Schubert's immediate ancestors came from the province of Zukmantel in Austrian Silesia. His father, the son of a Moravian peasant, was a well-known parish schoolmaster, his school in Lichtental had numerous students in attendance, he was appointed schoolmaster two years later. His mother was the daughter of a Silesian master locksmith and had been a housemaid for a Viennese family before marriage. Of Franz Theodor and Elisabeth's fourteen children, nine died in infancy. At the age of five, Schubert began to receive regular instruction from his father, a year was enrolled at his father's school. Although it is not known when Schubert received his first musical instruction, he was given piano lessons by his brother Ignaz, but they lasted for a short time as Schubert excelled him within a few months. Ignaz recalled: I was amazed when Franz told me, a few months after we began, that he had no need of any further instruction from me, that for the future he would make his own way, and in truth his progress in a short period was so great that I was forced to acknowledge in him a master who had distanced and out stripped me, whom I despaired of overtaking.
His father gave him his first violin lessons when he was eight years old, training him to the point where he could play easy duets proficiently. Soon after, Schubert was given his first lessons outside the family by Michael Holzer and choirmaster of the local parish church in Lichtental. Holzer would assure Schubert's father, with tears in his eyes, that he had never had such a pupil as Schubert, the lessons may have consisted of conversations and expressions of admiration. Holzer gave the young Schubert instruction in organ as well as in figured bass. According to Holzer, however, he did not give him any real instruction as Schubert would know anything that he tried to teach him; the boy seemed to gain more from an acquaintance with a friendly apprentice joiner who took him to a neighbouring pianoforte warehouse where Schubert could practise on better instruments. He played viola in the family string quartet, with his brothers Ferdinand and Ignaz on first and second violin and his father on the cello.
Schubert wrote his earliest string quartets for this ensemble.
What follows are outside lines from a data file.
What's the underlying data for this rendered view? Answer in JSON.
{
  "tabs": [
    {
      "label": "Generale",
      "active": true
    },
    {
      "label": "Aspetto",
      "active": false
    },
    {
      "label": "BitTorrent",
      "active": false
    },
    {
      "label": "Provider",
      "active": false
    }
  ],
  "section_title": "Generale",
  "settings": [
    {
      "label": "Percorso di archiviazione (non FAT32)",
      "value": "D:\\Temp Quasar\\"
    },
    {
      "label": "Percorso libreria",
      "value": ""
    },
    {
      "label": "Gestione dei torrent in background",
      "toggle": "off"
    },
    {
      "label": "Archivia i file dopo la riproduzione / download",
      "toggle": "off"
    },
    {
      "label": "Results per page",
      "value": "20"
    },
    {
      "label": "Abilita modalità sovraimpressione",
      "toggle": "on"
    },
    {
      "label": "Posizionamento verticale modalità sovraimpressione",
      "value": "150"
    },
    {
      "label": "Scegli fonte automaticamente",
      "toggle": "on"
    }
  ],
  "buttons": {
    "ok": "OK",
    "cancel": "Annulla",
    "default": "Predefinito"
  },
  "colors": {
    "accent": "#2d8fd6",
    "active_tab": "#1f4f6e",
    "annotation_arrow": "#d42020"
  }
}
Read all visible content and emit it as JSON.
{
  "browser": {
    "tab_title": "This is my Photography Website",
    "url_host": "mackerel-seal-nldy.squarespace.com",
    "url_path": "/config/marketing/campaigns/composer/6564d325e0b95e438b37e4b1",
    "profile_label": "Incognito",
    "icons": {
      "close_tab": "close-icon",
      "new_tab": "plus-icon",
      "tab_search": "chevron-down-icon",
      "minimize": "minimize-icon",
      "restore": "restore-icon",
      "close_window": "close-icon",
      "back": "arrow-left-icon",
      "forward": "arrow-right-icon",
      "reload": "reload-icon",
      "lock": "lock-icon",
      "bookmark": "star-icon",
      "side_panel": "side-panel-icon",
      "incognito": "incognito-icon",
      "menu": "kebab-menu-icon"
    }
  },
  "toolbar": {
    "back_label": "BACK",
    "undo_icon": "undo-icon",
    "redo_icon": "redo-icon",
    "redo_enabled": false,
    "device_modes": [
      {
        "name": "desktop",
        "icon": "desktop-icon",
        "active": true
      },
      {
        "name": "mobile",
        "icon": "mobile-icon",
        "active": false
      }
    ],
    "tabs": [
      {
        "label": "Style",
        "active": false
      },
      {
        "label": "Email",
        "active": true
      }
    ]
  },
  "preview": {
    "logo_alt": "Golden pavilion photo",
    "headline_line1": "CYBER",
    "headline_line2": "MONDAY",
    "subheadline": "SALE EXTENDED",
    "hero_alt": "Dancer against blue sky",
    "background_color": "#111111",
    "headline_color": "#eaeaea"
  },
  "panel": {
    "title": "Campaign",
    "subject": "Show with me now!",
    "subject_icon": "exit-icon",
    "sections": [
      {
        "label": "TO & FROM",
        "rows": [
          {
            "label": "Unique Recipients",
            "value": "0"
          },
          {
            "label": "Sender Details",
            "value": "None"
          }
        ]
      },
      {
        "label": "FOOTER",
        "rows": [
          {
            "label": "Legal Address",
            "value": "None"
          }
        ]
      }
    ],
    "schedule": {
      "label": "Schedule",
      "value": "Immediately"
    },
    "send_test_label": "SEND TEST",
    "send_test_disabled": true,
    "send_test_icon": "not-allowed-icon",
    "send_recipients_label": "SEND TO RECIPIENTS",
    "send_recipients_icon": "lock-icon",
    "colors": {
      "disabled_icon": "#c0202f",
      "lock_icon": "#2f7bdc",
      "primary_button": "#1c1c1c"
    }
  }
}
Young Schubert first came to the attention of Antonio Salieri Vienna's leading musical authority, in 1804, when his vocal talent was recognised. In November 1808, he became a pupil at the Stadtkonvikt through a choir scholarship. At the Stadtkonvikt, he was introduced to the overtures and symphonies of Mozart, the symphonies of Joseph Haydn and his younger brother Michael Haydn, the overtures and symphonies of Beethoven, a composer for whom he developed a significant admiration, his exposure to these and other works, combined with occasional visits to the opera, laid the foundation for a broader musical education. One important musical influence came from the songs by Johann Rudolf Zumsteeg, an important composer of Lieder; the precocious young student "wanted to modernize" Zumsteeg's songs, as reported by Joseph von Spaun, Schub